LUSAKA (Reuters): Zambia’s Finance Minister Situmbeko Musokotwane said on Wednesday that its major creditors were willing to discuss debt restructuring, as part of efforts to draw a line under a debt crisis that spurred Africa’s first pandemic-era default.
The Southern African copper producer defaulted in November 2020, when an economic downturn triggered by COVID-19 lockdowns and travel restrictions exposed how overleveraged the State had become during the boom years.
It now seeks relief on its more than $ 17 billion of external debt to get its borrowing under control.
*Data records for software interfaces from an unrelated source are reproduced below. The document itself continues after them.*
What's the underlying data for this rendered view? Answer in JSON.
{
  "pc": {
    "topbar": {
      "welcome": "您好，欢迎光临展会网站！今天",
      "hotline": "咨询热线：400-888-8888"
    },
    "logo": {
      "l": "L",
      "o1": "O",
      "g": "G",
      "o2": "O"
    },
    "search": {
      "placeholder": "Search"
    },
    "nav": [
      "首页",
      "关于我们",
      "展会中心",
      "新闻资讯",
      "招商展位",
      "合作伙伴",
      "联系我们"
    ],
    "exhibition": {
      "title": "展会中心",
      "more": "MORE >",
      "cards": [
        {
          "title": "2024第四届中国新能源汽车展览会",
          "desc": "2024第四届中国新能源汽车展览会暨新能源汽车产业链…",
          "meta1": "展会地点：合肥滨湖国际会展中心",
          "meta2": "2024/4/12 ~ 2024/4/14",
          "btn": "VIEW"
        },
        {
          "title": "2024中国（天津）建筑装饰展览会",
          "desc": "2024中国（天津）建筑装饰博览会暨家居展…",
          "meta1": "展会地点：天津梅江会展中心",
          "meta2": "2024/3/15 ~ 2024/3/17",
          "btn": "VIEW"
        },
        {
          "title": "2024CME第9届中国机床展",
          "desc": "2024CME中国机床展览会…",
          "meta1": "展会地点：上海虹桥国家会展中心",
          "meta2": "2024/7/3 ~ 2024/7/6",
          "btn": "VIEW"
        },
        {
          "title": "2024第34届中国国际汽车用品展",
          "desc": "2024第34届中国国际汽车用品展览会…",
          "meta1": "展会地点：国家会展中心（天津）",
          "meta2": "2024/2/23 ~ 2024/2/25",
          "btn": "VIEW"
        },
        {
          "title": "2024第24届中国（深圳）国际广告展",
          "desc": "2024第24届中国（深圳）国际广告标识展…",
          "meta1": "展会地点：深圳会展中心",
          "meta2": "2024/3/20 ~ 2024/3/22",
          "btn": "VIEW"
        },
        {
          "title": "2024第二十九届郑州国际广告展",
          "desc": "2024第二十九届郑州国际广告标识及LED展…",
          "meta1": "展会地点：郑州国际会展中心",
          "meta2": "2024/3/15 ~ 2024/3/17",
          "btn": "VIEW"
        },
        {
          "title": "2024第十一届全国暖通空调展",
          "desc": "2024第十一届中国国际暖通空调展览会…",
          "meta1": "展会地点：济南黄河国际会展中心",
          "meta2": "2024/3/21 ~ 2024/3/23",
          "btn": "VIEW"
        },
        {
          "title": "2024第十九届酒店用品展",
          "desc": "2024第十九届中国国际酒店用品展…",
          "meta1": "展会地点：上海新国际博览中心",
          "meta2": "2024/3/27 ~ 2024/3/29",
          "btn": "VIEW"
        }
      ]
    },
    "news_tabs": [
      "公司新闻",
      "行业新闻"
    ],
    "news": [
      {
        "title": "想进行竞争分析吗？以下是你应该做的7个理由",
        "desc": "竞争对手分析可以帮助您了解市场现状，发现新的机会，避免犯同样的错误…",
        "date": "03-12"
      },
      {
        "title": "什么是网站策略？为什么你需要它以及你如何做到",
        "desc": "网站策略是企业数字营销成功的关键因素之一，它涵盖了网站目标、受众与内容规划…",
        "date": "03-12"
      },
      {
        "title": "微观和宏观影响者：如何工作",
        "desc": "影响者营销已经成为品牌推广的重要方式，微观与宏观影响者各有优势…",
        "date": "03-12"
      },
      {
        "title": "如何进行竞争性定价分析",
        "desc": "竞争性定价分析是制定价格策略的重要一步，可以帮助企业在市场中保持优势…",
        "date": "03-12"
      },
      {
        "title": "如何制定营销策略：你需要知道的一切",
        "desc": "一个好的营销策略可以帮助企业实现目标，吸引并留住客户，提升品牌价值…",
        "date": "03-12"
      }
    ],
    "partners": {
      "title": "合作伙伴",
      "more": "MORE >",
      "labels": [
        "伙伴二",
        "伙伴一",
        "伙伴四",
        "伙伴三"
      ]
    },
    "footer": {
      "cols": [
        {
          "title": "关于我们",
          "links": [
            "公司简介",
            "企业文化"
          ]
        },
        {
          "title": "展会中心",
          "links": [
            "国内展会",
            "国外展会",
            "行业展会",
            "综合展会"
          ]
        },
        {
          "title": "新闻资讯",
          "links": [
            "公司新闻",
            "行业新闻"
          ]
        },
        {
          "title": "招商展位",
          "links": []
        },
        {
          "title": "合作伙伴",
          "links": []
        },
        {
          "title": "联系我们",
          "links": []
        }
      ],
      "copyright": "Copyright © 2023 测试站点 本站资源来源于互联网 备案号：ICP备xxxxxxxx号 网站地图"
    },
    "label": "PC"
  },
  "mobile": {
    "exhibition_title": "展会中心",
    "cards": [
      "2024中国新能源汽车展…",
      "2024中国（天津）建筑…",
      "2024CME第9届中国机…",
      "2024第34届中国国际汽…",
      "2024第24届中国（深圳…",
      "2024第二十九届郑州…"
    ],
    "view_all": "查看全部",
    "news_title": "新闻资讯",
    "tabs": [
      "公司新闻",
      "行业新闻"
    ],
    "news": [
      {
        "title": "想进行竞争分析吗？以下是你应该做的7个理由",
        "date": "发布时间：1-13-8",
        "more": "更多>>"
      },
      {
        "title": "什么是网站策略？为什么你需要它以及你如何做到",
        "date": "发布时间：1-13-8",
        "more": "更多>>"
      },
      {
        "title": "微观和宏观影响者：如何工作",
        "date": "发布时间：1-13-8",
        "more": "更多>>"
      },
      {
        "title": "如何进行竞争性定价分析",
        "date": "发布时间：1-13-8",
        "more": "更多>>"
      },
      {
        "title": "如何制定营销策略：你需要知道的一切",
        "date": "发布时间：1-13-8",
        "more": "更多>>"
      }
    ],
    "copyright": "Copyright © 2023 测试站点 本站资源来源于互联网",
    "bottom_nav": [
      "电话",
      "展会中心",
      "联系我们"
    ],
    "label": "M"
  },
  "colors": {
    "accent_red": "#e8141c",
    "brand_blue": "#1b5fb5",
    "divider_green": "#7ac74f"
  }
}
On Thursday it will hold its first meeting with its international creditors – which include a plethora of Chinese entities, Western banks, sovereign bilateral lenders and multilateral institutions.
“The good news is that now everyone is on board to start talking about debt relief,” Musokotwane told a joint news conference with IMF Deputy Managing Director Antoinette Sayeh. “We are now getting closer to debt relief (and) getting closer to the IMF program.” He added that he did not think the creditor discussions would take more than a month and that he saw August-September as a tentative timeline for starting an IMF program.
IMF Deputy Managing Director Antoinette Sayeh described September as “optimistically possible”, and she anticipated that creditors would be very encouraged by Zambia’s efforts to impose discipline on public spending, which include cutting a subsidy on the consumption of fuel and making pledges to slash its budget deficit.
“We are very encouraged by the fact that the creditors are now going to be beginning their deliberations beginning tomorrow... on the nature of the debt relief they will provide Zambia,” Sayeh said.
Zambia reached a staff-level agreement on a $ 1.4 billion three-year extended credit facility with the IMF in December and needs to finish bilateral negotiations to secure the funding.